In accordance with Section 201.102 or 201.103 of the Finance Code, the address designated as the registered agent’s location in the financial institution’s registration statement must be used for delivering garnishment writs to banks. Out-of-state financial institutions must comply with state laws by designating an agent for process when submitting a registration application with the Secretary of State under Section 201.102. Texas financial institutions may appoint an agent for process by filing a statement with the Secretary of State under Section 201.103.

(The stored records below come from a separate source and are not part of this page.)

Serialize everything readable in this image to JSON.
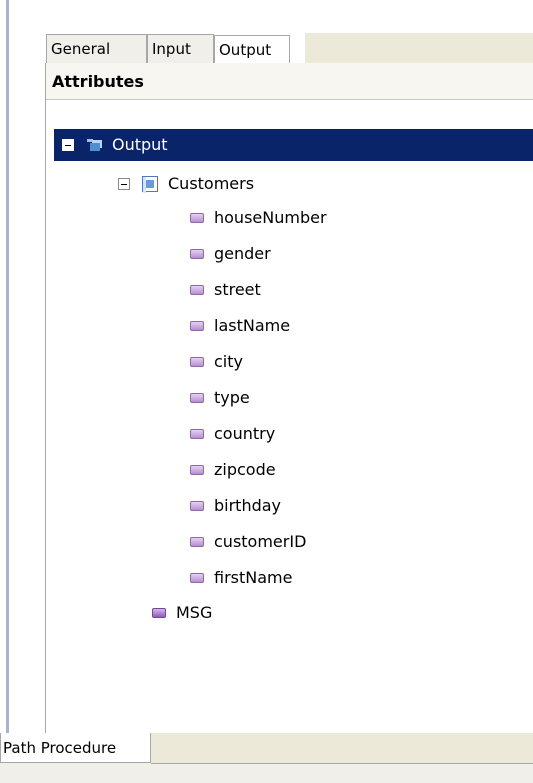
{
  "tabs": {
    "general": "General",
    "input": "Input",
    "output": "Output"
  },
  "panel": {
    "header": "Attributes"
  },
  "tree": {
    "root_label": "Output",
    "group_label": "Customers",
    "attributes": [
      "houseNumber",
      "gender",
      "street",
      "lastName",
      "city",
      "type",
      "country",
      "zipcode",
      "birthday",
      "customerID",
      "firstName"
    ],
    "msg_label": "MSG"
  },
  "bottom_tabs": {
    "path_procedure": "Path Procedure"
  },
  "icons": {
    "root_toggle": "collapse-icon",
    "group_toggle": "collapse-icon",
    "root_icon": "output-icon",
    "group_icon": "customers-icon",
    "attribute_icon": "attribute-icon",
    "msg_icon": "message-icon"
  },
  "colors": {
    "selection": "#0a246a",
    "attribute_fill": "#b68ed3",
    "msg_fill": "#8f5dbb"
  }
}
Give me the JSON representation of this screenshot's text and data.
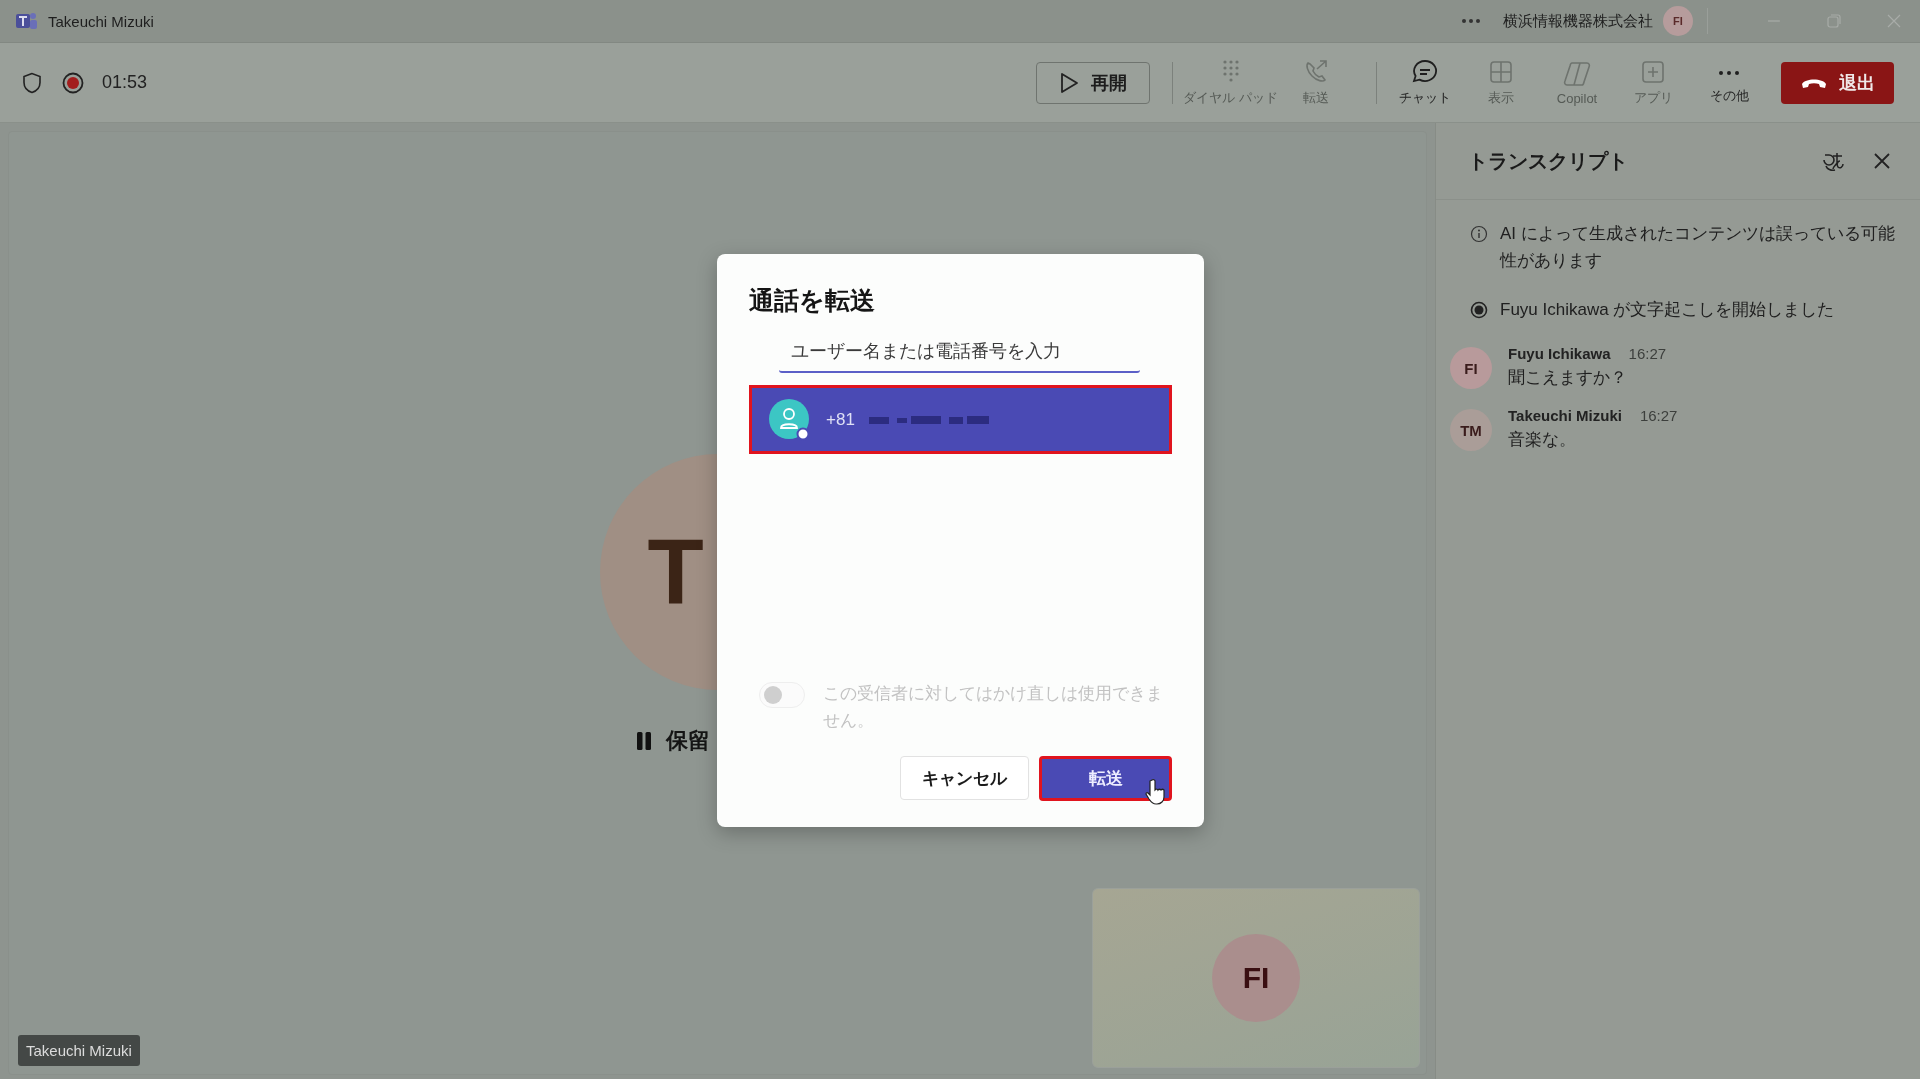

Filing a return that conforms to the citation rules is the responsibility of the officer executing a writ of garnishment. As per Tex. R. Civ. P. 663, the judgment creditor must carefully scrutinize the return before obtaining a garnishment judgment, especially if it is a default judgment. Returns in garnishment proceedings are subject to the same rules as citations in general. Courts have held returns to be invalid if they fail to indicate the method and location of service on a corporate garnishee.
Forms for the form and Practical Procedure
When a bank account or other debt that can be garnished is located and it is cost-effective to do so, an Application for Garnishment must be filed. This application must be supported by an affidavit signed by the judgment creditor’s attorney, which should include essential information such as the original suit and judgment details, the garnishee’s name and address, and any available account names and numbers.
If you have a judgment from Texas, Busby and Associates may be able to assist you in its collection on a contingency basis. However, for judgments from other states where the judgment debtor is in Texas, they will evaluate it on a case-by-case basis, and there may be a need for a retainer. If the judgment debtor and/or judgment is in Childress County, Busby and Associates can help you garnish a bank account or financial institution to recover the judgment amount.